Dwight Loines, of the United Auto Workers, noted that some members of his union, such as employees at the Village Voice, have had domestic partner benefits for decades.
The Rt. Rev. Catherine Roskam, Suffragan Bishop of the Episcopal Diocese of New York, showed up to testify despite having been up half the night dealing with a pastoral counseling situation.
“But as tired as I am physically, I am more tired of bigotry masquerading as religion. I am sick and tired of the religious right’s and the political right’s discriminatory practices hiding behind the salvific cross of Jesus Christ.”
Her diocese has provided domestic partner benefits for several years and they support Intro 271. Looking up at his portrait in the Council Chamber, she quoted George Washington, an Episcopalian, who said, “This land is no more a Christian country than it is Hebrew or Mohammedan.”
Roskam added, “That is the George W. we need to listen to.”
The committee also heard from Rabbi Valerie Leiber of Temple Israel in Jamaica, Queens in support of 271.
Jeff Stone, of Dignity/New York, the LGBT Catholic group, urged the Council not to go along with a religious exemption to the bill that was requested of Quinn by Catholic Charities.
“Many of our members work for the Catholic Church,” he said. “To exempt the church would deny them benefits.”
He noted that the Archdiocese of San Francisco complied with the contractors’ bill there by allowing benefits to go to “any one person they designated in their household.”
Quinn later said she was open to that kind of compromise if necessary, but not a blanket religious exemption.
At a press conference after the hearing, Quinn said, “If Mayor Bloomberg stands by his position to veto, he will be standing with people who do not support domestic partners and gay and lesbian equality and standing with the President.”
Council Member Yvette Clarke (D-Brooklyn) said, “We have the opportunity to level the playing field and to recognize each and every family arrangement with the same level of social standing.”
Alan Van Capelle, executive director of the Empire State Pride Agenda, said Bloomberg has not made himself available to talk about his opposition for months. Van Capelle chastised the mayor for not offering his own remedy to inequality if he thinks this bill is illegal.
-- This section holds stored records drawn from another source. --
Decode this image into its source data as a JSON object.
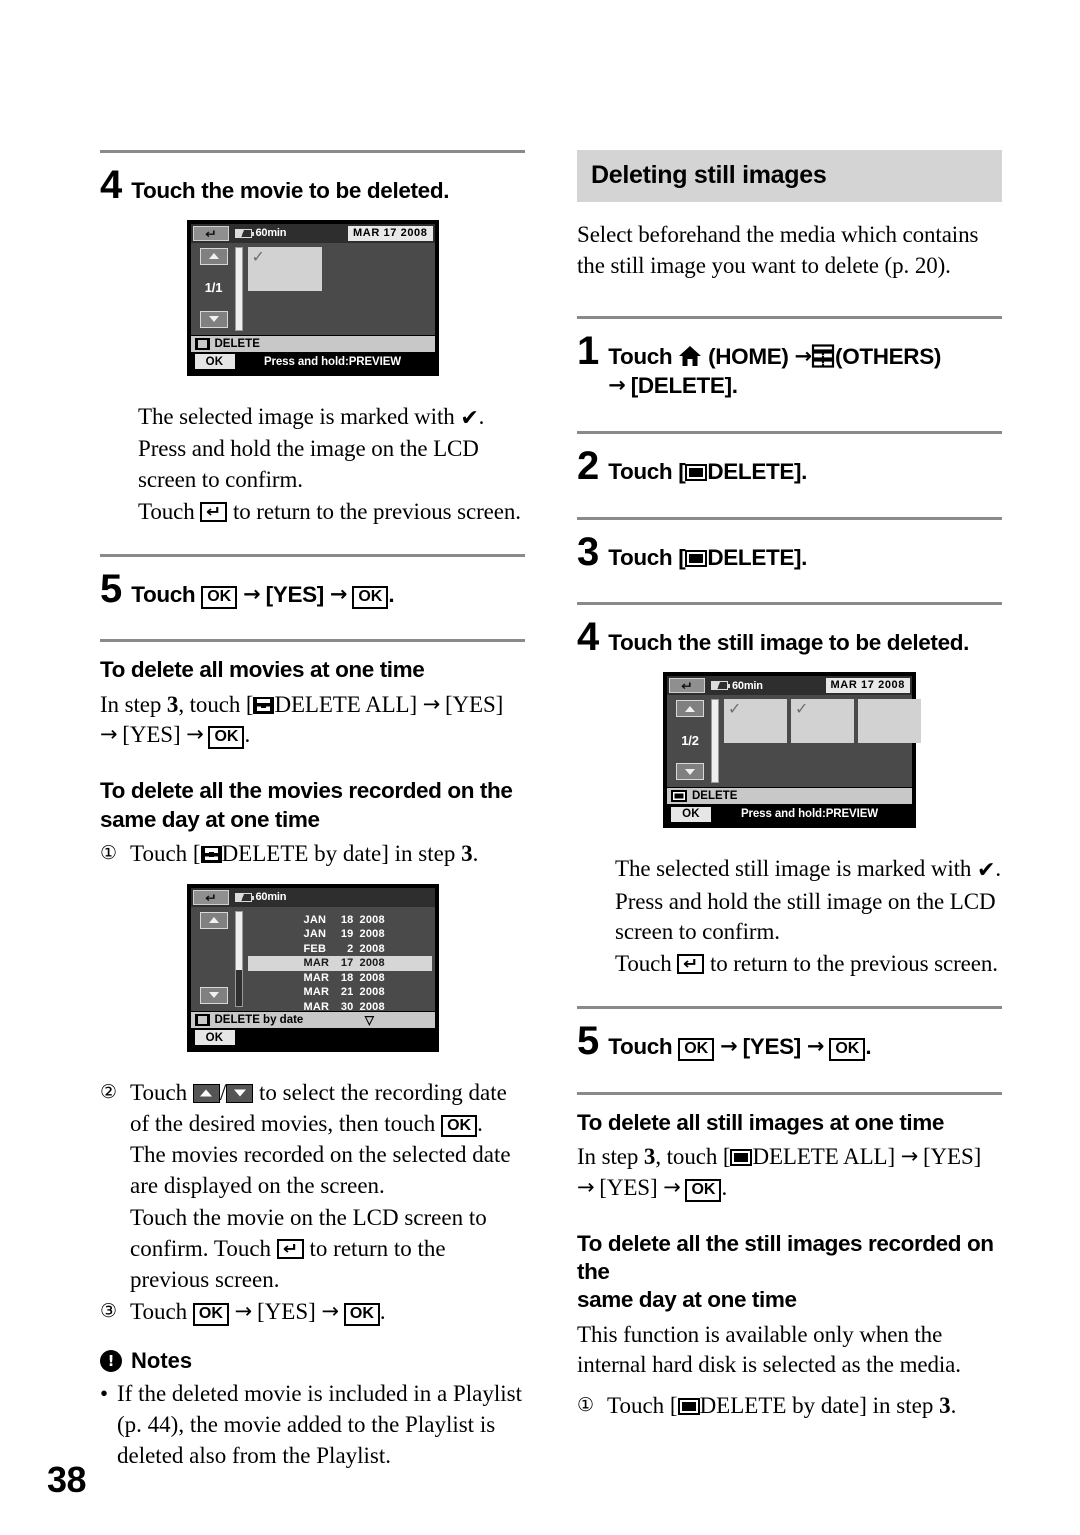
{
  "page_number": "38",
  "left_column": {
    "step4": {
      "num": "4",
      "text": "Touch the movie to be deleted."
    },
    "lcd_movie": {
      "return_icon": "return-arrow-icon",
      "battery_icon": "battery-icon",
      "battery_text": "60min",
      "date_badge": "MAR 17 2008",
      "page_indicator": "1/1",
      "up_icon": "arrow-up-icon",
      "down_icon": "arrow-down-icon",
      "thumbnails": [
        {
          "checked": true
        }
      ],
      "action_icon": "film-strip-icon",
      "action_label": "DELETE",
      "ok_label": "OK",
      "hint": "Press and hold:PREVIEW"
    },
    "after_step4": {
      "line1_a": "The selected image is marked with ",
      "line1_check": "✔",
      "line1_b": ".",
      "line2": "Press and hold the image on the LCD screen to confirm.",
      "line3_a": "Touch ",
      "line3_icon": "return-arrow-icon",
      "line3_b": " to return to the previous screen."
    },
    "step5": {
      "num": "5",
      "touch_label": "Touch",
      "ok1": "OK",
      "arrow": "→",
      "yes": "[YES]",
      "ok2": "OK",
      "period": "."
    },
    "sub1": {
      "heading": "To delete all movies at one time",
      "body_a": "In step ",
      "body_step": "3",
      "body_b": ", touch [",
      "body_icon": "film-strip-icon",
      "body_c": "DELETE ALL] ",
      "arrow": "→",
      "yes1": "[YES]",
      "yes2": "[YES]",
      "ok": "OK",
      "period": "."
    },
    "sub2": {
      "heading_line1": "To delete all the movies recorded on the",
      "heading_line2": "same day at one time",
      "item1": {
        "marker": "①",
        "a": "Touch [",
        "icon": "film-strip-icon",
        "b": "DELETE by date] in step ",
        "step": "3",
        "c": "."
      },
      "item2": {
        "marker": "②",
        "a": "Touch ",
        "up_icon": "arrow-up-icon",
        "slash": "/",
        "down_icon": "arrow-down-icon",
        "b": " to select the recording date of the desired movies, then touch ",
        "ok": "OK",
        "c": ".",
        "p1": "The movies recorded on the selected date are displayed on the screen.",
        "p2_a": "Touch the movie on the LCD screen to confirm. Touch ",
        "p2_icon": "return-arrow-icon",
        "p2_b": " to return to the previous screen."
      },
      "item3": {
        "marker": "③",
        "a": "Touch ",
        "ok1": "OK",
        "arrow": "→",
        "yes": "[YES]",
        "ok2": "OK",
        "b": "."
      }
    },
    "lcd_date": {
      "return_icon": "return-arrow-icon",
      "battery_icon": "battery-icon",
      "battery_text": "60min",
      "up_icon": "arrow-up-icon",
      "down_icon": "arrow-down-icon",
      "dates": [
        {
          "month": "JAN",
          "day": "18",
          "year": "2008",
          "selected": false
        },
        {
          "month": "JAN",
          "day": "19",
          "year": "2008",
          "selected": false
        },
        {
          "month": "FEB",
          "day": "2",
          "year": "2008",
          "selected": false
        },
        {
          "month": "MAR",
          "day": "17",
          "year": "2008",
          "selected": true
        },
        {
          "month": "MAR",
          "day": "18",
          "year": "2008",
          "selected": false
        },
        {
          "month": "MAR",
          "day": "21",
          "year": "2008",
          "selected": false
        },
        {
          "month": "MAR",
          "day": "30",
          "year": "2008",
          "selected": false
        }
      ],
      "caret": "▽",
      "action_icon": "film-strip-icon",
      "action_label": "DELETE by date",
      "ok_label": "OK"
    },
    "notes": {
      "icon": "notes-warning-icon",
      "heading": "Notes",
      "bullet": "•",
      "text": "If the deleted movie is included in a Playlist (p. 44), the movie added to the Playlist is deleted also from the Playlist."
    }
  },
  "right_column": {
    "section_heading": "Deleting still images",
    "intro": "Select beforehand the media which contains the still image you want to delete (p. 20).",
    "step1": {
      "num": "1",
      "a": "Touch ",
      "home_icon": "home-icon",
      "b": " (HOME) ",
      "arrow": "→",
      "others_icon": "others-drawer-icon",
      "c": "(OTHERS)",
      "d": "[DELETE]."
    },
    "step2": {
      "num": "2",
      "a": "Touch [",
      "icon": "still-image-icon",
      "b": "DELETE]."
    },
    "step3": {
      "num": "3",
      "a": "Touch [",
      "icon": "still-image-icon",
      "b": "DELETE]."
    },
    "step4": {
      "num": "4",
      "text": "Touch the still image to be deleted."
    },
    "lcd_still": {
      "return_icon": "return-arrow-icon",
      "battery_icon": "battery-icon",
      "battery_text": "60min",
      "date_badge": "MAR 17 2008",
      "page_indicator": "1/2",
      "up_icon": "arrow-up-icon",
      "down_icon": "arrow-down-icon",
      "thumbnails": [
        {
          "checked": true
        },
        {
          "checked": true
        },
        {
          "checked": false
        }
      ],
      "action_icon": "still-image-icon",
      "action_label": "DELETE",
      "ok_label": "OK",
      "hint": "Press and hold:PREVIEW"
    },
    "after_step4": {
      "line1_a": "The selected still image is marked with ",
      "line1_check": "✔",
      "line1_b": ".",
      "line2": "Press and hold the still image on the LCD screen to confirm.",
      "line3_a": "Touch ",
      "line3_icon": "return-arrow-icon",
      "line3_b": " to return to the previous screen."
    },
    "step5": {
      "num": "5",
      "touch_label": "Touch",
      "ok1": "OK",
      "arrow": "→",
      "yes": "[YES]",
      "ok2": "OK",
      "period": "."
    },
    "sub1": {
      "heading": "To delete all still images at one time",
      "body_a": "In step ",
      "body_step": "3",
      "body_b": ", touch [",
      "body_icon": "still-image-icon",
      "body_c": "DELETE ALL] ",
      "arrow": "→",
      "yes1": "[YES]",
      "yes2": "[YES]",
      "ok": "OK",
      "period": "."
    },
    "sub2": {
      "heading_line1": "To delete all the still images recorded on the",
      "heading_line2": "same day at one time",
      "body": "This function is available only when the internal hard disk is selected as the media.",
      "item1": {
        "marker": "①",
        "a": "Touch [",
        "icon": "still-image-icon",
        "b": "DELETE by date] in step ",
        "step": "3",
        "c": "."
      }
    }
  }
}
During the mayoral campaign in 2001, Bloomberg told a group of gay journalists that he supported the legislation.
©2004 Community News Group